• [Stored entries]
>>>

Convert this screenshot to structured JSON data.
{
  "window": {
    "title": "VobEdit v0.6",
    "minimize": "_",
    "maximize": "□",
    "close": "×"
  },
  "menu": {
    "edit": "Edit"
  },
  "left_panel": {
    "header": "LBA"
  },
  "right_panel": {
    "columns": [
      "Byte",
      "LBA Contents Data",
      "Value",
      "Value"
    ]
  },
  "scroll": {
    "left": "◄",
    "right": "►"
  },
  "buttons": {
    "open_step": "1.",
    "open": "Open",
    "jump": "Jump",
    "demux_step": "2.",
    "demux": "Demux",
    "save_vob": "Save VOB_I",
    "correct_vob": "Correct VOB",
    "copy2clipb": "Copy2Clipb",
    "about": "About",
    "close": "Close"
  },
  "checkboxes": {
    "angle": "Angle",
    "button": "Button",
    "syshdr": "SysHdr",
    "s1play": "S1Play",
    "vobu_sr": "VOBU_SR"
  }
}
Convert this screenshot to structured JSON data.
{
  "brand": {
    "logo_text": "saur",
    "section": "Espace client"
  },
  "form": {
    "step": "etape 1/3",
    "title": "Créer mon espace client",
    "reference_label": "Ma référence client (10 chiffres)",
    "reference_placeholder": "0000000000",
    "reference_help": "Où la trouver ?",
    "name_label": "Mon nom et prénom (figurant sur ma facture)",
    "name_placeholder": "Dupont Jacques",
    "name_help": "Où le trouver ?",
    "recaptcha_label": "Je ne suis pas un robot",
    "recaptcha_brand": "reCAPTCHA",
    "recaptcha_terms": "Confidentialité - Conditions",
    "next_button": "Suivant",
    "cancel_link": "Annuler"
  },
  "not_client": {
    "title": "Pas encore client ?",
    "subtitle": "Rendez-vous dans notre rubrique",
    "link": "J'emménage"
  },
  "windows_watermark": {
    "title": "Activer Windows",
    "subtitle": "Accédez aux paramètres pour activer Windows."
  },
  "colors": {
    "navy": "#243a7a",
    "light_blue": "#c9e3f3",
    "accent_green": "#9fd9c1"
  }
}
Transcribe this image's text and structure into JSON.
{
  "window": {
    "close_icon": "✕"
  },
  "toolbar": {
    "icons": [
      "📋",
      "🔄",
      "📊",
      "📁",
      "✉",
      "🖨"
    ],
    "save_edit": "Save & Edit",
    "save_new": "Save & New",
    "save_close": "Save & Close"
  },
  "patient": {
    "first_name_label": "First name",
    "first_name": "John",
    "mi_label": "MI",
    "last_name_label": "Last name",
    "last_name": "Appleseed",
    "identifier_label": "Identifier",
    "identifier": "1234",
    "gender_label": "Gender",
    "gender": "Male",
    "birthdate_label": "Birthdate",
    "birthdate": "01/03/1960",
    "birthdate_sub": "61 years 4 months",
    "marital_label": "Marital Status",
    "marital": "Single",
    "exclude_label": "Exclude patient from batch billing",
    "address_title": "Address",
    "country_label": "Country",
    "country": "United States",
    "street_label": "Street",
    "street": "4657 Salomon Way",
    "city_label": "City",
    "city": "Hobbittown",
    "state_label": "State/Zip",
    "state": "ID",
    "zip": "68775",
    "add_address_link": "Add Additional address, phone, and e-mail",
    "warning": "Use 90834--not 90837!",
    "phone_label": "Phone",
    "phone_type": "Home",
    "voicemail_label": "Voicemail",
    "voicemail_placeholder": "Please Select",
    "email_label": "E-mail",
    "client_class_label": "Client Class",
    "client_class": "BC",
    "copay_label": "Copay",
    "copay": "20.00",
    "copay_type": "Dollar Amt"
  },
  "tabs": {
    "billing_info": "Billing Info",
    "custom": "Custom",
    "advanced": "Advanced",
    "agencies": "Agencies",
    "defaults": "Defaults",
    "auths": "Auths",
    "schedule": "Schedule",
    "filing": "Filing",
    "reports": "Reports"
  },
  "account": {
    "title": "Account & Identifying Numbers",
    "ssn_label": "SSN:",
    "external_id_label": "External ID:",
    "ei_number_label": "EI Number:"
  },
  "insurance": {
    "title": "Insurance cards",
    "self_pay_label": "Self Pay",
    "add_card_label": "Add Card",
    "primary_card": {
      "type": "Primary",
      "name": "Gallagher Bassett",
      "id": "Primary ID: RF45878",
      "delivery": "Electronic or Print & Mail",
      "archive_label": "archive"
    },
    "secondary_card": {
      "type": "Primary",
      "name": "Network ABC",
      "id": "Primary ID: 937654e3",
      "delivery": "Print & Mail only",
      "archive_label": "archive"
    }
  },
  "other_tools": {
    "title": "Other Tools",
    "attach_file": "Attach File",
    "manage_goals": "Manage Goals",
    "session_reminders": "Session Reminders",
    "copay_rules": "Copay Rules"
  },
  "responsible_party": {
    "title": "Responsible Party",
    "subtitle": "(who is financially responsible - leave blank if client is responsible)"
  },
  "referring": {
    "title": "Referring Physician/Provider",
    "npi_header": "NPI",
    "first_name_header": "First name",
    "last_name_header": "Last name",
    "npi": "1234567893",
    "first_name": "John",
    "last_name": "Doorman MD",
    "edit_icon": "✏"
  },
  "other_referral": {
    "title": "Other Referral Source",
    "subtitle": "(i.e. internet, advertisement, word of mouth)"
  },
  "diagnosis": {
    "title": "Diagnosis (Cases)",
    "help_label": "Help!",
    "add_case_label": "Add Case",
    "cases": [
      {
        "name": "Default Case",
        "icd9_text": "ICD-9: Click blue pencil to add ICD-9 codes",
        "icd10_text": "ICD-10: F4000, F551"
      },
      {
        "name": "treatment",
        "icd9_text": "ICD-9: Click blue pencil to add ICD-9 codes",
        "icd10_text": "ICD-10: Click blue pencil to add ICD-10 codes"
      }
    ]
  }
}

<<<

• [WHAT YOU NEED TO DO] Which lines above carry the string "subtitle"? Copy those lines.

• [RESPONSE AREA]
    "subtitle": "Rendez-vous dans notre rubrique",
    "subtitle": "Accédez aux paramètres pour activer Windows."
    "subtitle": "(who is financially responsible - leave blank if client is responsible)"
    "subtitle": "(i.e. internet, advertisement, word of mouth)"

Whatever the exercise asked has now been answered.